Both experimental and naturally occurring tumors are capable of stimulating a specific antitumor immune response. This observation suggests that there are foreign proteins (antigens) on tumor cells that classically have been described as resulting in humoral and cellular immune responses. However, experimental models suggest that a T-cell (cell-mediated) response may be more important in the killing of tumor cells than a B-cell (humoral) response.
A detailed description of the components of the immune system is beyond the scope of this chapter, but certain features of the immune system as they pertain to diagnostic and therapeutic issues will be reviewed.
Tumor antigens can be divided into tumor-specific antigens and tumor-associated antigens. Tumor-specific antigens are not found on normal tissue, and they permit the host to recognize a tumor as foreign. Tumor-specific antigens have been shown to exist in oncogenesis models utilizing chemical, physical, and viral carcinogens but appear to be less common in models of spontaneous tumor development.
The identification of tumor-specific antigens led to the theory of immune surveillance, which suggests that the immune system is continuously trolling for foreign (tumor-specific) antigens. This theory is supported by the observation that at least some cancers are more common in immune-suppressed patients such as transplant patients or human immunodeficiency virus–infected individuals. However, many cancers are not overrepresented in these patient populations. Furthermore, spontaneous tumor models, which more closely resemble human carcinogenesis, appear to have a less extensive repertoire of tumor-specific antigens but instead have been found to express many tumor-associated antigens.
Tumor-associated antigens are found in normal cells but either become less prevalent in normal tissue after embryogenesis (eg, alpha-fetoprotein [AFP]) or remain present in normal tissue but are overexpressed in cancer cells (eg, prostate-specific antigen [PSA]). In either case, the more ubiquitous nature of these antigens appears to cause reduced immune reactivity (also known as tolerance) to the specific antigen. The mechanisms of tolerance are complex and may be due in part to the absence of other required costimulatory molecules (such as B7, a molecule required for T-cell stimulation). Recent evidence has also implicated a number of immune checkpoints that result in downregulation of the cellular immune response. In particular, two molecules, CTLA-4 and PD-1, have been identified on activated lymphocytes that dampen the immune response, and therefore have been exploited as potential therapeutic targets.
The development of monoclonal technology has allowed the development of many antibodies against many tumor-associated antigens and has provided insight into the regulation and expression of these antigens. The reexpression or upregulation of these tumor-associated antigens during carcinogenesis may lead to immune response (or loss of tolerance). Many novel therapeutic approaches have sought to break this tolerance, and approaches to enhance a patient's immune response will be discussed.

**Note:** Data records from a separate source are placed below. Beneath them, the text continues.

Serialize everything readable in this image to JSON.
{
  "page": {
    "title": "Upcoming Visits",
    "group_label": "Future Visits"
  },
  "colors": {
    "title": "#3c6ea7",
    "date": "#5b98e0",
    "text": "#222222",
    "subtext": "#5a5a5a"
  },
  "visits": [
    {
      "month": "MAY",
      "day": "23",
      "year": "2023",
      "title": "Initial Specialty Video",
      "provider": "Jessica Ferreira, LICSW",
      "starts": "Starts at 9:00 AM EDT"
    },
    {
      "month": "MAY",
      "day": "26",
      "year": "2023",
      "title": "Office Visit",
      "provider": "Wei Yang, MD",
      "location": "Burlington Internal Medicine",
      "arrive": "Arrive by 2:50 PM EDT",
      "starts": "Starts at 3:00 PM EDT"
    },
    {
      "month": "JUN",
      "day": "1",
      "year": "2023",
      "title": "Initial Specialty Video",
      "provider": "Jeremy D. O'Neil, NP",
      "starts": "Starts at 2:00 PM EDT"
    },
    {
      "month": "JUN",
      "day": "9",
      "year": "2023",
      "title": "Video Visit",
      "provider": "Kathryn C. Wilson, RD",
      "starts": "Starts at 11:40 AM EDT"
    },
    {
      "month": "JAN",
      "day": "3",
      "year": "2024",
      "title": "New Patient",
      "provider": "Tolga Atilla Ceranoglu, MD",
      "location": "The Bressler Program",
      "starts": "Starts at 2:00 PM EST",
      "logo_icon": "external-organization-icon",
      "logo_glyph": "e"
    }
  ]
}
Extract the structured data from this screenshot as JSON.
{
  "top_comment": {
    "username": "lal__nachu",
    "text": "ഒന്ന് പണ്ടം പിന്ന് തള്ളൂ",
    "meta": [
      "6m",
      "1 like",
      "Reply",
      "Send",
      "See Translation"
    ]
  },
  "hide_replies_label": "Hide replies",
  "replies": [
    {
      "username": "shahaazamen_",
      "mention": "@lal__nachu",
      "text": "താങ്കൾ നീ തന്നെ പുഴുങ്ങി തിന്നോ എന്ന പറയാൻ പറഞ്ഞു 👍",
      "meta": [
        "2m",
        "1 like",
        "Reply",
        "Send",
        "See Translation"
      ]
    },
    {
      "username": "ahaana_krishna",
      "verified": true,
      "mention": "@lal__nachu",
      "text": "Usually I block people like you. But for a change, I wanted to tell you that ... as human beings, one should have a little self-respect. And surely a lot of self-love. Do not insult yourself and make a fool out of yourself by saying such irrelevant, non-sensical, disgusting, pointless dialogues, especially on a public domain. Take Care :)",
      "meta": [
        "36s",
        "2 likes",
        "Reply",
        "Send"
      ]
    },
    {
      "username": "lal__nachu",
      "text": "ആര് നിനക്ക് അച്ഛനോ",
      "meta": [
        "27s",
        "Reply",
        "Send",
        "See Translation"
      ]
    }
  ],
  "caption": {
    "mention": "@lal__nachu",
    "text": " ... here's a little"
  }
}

A large number of monoclonal antibodies have been developed against a variety of tumor-associated antigens. Oncofetal antigens such as AFP ...